→ **WHAT YOU WILL DO**
Determine the number of lines in the data that contain "flocos". Answer with that number only.

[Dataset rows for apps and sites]

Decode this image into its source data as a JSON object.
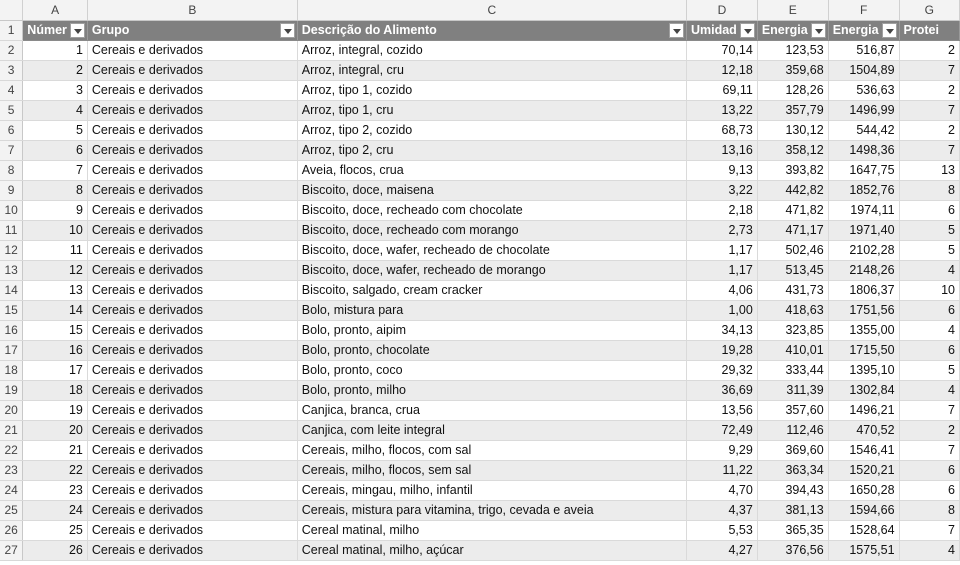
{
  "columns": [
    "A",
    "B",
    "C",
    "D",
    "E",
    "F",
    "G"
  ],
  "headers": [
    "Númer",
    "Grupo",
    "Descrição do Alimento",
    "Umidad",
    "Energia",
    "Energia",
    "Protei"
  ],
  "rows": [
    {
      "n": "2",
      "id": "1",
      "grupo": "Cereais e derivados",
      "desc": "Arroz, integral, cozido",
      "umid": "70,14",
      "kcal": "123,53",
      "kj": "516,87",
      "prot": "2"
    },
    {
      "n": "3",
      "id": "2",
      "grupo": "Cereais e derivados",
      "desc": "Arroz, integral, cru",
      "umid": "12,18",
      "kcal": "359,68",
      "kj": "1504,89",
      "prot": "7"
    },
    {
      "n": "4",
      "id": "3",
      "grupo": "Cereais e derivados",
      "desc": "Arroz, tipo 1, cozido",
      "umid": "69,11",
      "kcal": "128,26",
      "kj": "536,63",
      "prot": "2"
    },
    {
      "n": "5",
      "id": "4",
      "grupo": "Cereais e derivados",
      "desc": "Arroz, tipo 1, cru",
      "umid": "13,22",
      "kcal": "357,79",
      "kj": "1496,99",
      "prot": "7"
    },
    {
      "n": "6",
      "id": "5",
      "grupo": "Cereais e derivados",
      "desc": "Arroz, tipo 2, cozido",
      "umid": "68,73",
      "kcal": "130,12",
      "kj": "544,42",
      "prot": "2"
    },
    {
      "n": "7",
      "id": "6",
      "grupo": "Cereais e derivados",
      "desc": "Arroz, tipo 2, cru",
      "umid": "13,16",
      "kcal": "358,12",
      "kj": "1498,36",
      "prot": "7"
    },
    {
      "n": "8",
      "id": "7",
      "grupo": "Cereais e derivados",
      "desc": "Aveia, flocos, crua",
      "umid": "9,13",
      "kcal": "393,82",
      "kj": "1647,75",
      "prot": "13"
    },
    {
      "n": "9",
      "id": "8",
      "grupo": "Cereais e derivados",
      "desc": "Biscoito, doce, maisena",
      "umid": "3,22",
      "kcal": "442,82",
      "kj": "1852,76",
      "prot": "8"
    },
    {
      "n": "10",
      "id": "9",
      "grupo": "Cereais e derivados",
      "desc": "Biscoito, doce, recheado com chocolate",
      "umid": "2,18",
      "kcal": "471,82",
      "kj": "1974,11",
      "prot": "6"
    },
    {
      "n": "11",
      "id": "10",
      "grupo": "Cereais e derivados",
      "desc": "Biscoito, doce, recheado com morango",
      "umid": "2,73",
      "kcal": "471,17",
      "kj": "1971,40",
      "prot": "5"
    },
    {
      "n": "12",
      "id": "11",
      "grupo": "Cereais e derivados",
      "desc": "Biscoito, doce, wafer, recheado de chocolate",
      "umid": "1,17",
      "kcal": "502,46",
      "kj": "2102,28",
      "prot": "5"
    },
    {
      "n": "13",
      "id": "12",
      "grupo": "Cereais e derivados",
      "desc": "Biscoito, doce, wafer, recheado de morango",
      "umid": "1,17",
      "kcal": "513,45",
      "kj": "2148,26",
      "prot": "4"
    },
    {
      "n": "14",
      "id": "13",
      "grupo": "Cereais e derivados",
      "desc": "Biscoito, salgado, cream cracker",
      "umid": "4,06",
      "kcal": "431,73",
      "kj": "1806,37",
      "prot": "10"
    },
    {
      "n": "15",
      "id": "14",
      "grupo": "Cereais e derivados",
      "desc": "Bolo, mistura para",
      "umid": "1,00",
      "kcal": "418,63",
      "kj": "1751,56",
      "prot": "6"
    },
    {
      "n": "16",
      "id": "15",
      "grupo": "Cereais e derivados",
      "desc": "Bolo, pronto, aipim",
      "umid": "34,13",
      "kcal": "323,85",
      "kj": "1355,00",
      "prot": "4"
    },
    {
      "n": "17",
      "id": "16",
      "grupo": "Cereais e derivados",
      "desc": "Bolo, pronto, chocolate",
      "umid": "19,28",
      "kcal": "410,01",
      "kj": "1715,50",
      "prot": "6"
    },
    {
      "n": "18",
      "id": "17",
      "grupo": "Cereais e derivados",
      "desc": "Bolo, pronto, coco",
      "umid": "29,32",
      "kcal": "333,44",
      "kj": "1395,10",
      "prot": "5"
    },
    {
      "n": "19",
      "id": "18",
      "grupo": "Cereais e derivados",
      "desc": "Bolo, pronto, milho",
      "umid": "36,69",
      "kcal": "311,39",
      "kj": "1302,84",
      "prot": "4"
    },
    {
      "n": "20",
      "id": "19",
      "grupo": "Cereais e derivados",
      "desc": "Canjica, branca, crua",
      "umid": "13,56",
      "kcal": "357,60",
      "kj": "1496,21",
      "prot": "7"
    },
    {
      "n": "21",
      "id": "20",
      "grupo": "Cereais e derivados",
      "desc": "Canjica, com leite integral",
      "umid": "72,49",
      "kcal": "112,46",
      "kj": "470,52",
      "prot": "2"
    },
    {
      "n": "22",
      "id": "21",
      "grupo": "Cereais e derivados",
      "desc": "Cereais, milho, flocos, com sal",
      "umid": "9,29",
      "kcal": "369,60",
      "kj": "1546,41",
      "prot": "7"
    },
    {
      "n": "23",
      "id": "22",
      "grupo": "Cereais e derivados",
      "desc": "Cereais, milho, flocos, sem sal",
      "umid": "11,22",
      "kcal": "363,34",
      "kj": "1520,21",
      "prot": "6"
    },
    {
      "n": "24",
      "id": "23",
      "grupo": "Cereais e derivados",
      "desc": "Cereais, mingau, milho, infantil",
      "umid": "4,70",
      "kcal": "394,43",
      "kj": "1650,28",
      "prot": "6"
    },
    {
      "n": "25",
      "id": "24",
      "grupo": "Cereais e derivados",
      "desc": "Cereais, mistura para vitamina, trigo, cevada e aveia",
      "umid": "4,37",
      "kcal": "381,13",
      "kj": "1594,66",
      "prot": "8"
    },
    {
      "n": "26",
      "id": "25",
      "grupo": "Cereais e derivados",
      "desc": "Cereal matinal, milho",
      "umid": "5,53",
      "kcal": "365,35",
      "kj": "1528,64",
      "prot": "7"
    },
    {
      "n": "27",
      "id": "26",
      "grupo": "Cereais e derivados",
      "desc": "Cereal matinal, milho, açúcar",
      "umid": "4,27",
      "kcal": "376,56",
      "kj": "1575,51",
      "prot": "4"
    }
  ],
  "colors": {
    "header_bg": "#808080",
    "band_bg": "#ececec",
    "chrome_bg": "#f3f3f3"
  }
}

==

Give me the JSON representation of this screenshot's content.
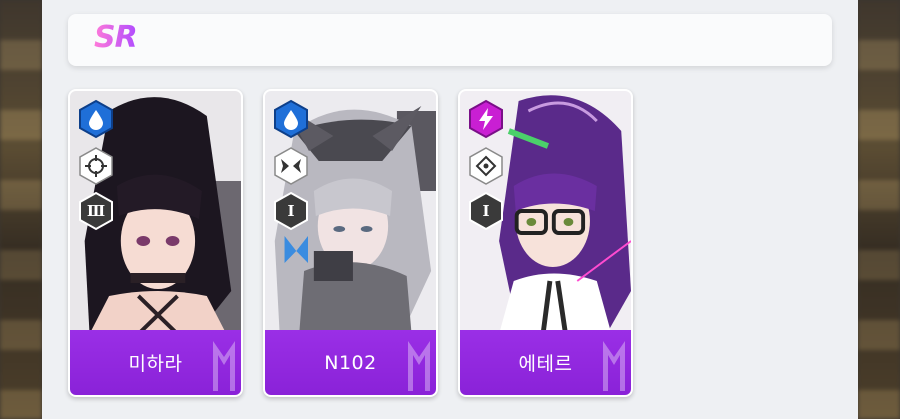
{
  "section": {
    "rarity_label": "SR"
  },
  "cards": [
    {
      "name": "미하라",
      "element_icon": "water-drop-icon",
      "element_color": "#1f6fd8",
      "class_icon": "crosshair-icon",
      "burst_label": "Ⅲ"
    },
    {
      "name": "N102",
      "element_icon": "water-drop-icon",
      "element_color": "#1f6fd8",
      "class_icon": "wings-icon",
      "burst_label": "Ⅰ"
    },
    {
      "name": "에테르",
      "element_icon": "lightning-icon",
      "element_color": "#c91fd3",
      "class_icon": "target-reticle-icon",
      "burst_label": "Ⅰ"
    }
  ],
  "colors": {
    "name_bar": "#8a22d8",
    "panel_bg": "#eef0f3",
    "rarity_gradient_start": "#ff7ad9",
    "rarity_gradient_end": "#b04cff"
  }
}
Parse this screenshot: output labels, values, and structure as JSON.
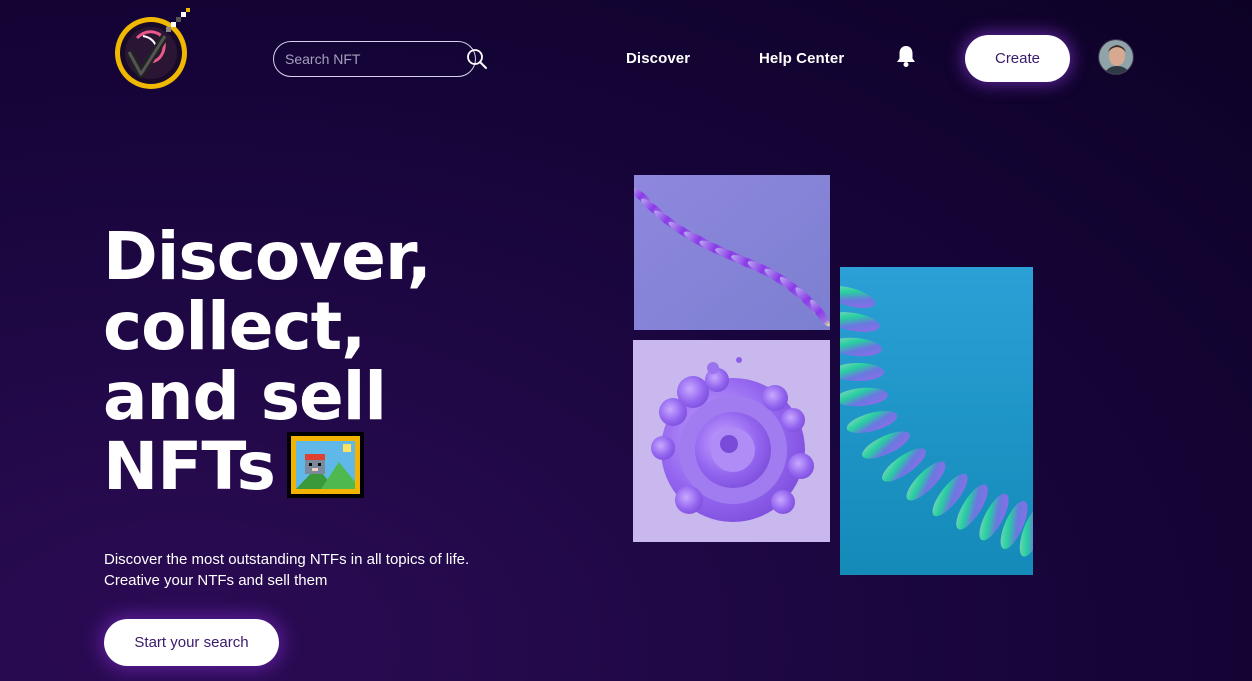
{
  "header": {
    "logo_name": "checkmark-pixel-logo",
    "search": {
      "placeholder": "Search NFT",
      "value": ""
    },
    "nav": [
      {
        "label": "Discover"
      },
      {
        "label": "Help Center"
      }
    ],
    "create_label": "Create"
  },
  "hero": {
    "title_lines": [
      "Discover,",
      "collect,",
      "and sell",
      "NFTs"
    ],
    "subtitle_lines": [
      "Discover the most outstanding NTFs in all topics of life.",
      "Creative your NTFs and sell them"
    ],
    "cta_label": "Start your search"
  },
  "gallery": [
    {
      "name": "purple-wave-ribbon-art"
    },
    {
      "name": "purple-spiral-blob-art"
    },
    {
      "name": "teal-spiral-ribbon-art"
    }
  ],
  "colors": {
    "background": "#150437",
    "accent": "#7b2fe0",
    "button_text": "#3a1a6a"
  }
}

→ **WRITTEN RESPONSE**
3